ABID ULLAH JANÂ argues that US support to unpopular warlords against the Islamists of Somalia strengthens the Muslim view that America is at war witrh Islam
Jeffrey Gettleman and Mark Mazzetti wrote an interesting report in the New York Times December 14 edition.
Besides the convoluted core concept, also have a look at the opening of the report, filled with all cliché terms mastered and hammered down our throats by Islamophobes with increasing intensity.
“The stadium was packed, the guns were cocked and even the drenching rain could not douse the jihadist fire.
Thousands of Somalis, from fully veiled, machine-gun-toting women to little boys in baggy fatigues, gathered Friday to rally against what they called foreign aggression. As a squall blew in, they punched wet fists into the air and yelled, “Allahu akbar,” or “God is great.”
“I am ready to die,” said Osama Abdi Rahim, dressed head to toe in camouflage and marching around with a loaded rifle. He is 7 years old.
The inevitability of war hangs over Mogadishu, Somalia’s bullet-pocked seaside capital. But unlike the internal anarchy that has consumed the country for 15 years, the looming battle is now with Ethiopia, threatening to further destabilize the troubled Horn of Africa.
In the past week the increasingly militant Islamists in control of Mogadishu and much of the rest of the country have begun a food drive, a money drive and an AK-47 assault rifle drive, and have sent doctors and nurses, along with countless young soldiers, to the front lines.
For its part, Ethiopia, with tacit approval from the United States, has been steadily slipping soldiers across the border, trying to hold off the Islamists and shore up Somalia’s weak, unpopular and divided transitional government.”
There doesn’t seem to be much debate about the alignments of power in Somalia. The power of the people is overwhelmingly behind the so-labelled “Islamists.” Representative Donald M. Payne, who is expected to become the next chairman of the House subcommittee on Africa, is admitting as much when he concedes, “The Islamists aren’t going away, so the sooner we talk to them, the better.”
What irony then that in the place where Vice-President Cheney and his Islamophobe cohorts claim that Osama bin Laden and company were once taught a fateful lesson in American weakness because of the United States’ ignominious retreat from Mogadishu in 1994, the Bush administration is now providing another lesson – this time in American duplicity – as it sides with Ethiopia in its intervention in Somalia and with Somalia’s unpopular warlords against the overwhelming majority of Somalis.
A more enlightened administration might see in Somalia an opportunity to reverse the expectation across the Islamic world that the United States will always act in visceral opposition to the Muslim will to live by Islam, which has been demonized as “political Islam”; the U.S. could thereby empower the more pragmatic Muslim leaders struggling against the oppressive dictators.
Instead, the American response simply gives more strength to the fear of a majority of Muslims by confirming the widely held view that the US and its allies are at war with Islam because they see it as a threat to the de facto colonisation, which continues to keep them oppressed and their resources exploited after the strategic withdrawal of the direct colonial rule.
If there’s one thread that seems to endure in U.S. foreign policy it is that the will of the people, both at home and abroad, is the least thing among Washington’s considerations.
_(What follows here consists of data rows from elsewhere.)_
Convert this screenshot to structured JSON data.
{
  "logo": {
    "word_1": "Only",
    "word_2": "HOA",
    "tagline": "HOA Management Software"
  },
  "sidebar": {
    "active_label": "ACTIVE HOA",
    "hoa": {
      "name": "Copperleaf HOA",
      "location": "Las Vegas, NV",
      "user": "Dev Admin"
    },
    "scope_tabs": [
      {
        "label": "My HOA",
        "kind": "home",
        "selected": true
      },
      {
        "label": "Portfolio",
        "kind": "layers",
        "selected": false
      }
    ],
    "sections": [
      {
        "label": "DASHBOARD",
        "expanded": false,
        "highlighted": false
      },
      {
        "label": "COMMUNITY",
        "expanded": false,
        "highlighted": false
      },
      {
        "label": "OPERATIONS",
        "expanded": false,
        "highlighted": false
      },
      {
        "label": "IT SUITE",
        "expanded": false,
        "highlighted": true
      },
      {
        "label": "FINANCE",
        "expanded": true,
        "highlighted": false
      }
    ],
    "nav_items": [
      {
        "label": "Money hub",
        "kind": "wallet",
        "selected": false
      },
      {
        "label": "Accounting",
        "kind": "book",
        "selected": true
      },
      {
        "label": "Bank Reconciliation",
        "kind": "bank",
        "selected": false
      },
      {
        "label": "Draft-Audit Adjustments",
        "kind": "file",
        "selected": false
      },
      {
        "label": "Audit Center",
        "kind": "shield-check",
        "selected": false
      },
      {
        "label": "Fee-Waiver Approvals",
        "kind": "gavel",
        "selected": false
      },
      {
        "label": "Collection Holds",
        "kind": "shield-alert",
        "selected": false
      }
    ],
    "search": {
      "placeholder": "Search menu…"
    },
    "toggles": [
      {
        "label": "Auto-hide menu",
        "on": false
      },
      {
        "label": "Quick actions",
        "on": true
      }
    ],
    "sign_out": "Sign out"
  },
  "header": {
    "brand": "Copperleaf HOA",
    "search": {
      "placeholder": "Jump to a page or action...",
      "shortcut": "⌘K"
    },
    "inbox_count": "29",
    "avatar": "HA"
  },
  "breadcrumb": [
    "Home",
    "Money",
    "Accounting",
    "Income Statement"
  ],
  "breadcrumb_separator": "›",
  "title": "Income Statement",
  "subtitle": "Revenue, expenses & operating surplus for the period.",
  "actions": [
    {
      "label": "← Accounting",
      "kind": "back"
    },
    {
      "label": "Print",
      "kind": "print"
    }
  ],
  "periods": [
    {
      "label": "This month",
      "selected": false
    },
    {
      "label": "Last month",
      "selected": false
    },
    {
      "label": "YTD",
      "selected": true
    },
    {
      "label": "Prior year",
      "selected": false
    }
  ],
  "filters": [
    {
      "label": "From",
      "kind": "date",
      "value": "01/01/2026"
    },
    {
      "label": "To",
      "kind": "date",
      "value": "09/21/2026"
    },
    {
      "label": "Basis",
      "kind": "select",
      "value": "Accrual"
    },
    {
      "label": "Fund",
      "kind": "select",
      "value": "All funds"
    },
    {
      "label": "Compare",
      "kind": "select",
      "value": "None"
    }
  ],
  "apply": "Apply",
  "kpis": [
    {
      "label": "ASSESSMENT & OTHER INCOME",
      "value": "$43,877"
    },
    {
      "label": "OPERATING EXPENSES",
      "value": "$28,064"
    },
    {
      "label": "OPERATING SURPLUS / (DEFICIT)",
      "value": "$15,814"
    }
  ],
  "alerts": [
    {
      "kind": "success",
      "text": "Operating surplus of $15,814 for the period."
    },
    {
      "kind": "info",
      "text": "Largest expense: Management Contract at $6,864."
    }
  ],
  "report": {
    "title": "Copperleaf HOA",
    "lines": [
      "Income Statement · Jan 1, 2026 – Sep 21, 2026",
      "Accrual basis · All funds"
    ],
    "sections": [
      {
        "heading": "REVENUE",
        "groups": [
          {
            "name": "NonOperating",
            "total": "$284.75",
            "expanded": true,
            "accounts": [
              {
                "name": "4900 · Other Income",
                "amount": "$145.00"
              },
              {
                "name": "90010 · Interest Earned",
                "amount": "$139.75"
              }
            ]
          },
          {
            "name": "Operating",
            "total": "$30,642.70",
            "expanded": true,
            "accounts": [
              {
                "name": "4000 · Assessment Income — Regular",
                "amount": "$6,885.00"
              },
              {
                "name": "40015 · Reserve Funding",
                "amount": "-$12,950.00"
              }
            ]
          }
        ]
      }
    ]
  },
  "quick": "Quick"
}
When masses of people around the world are led to believe that America views their aspirations with contempt, this is what fuels anti-Americanism and intensify the struggle for real freedom and self-determination.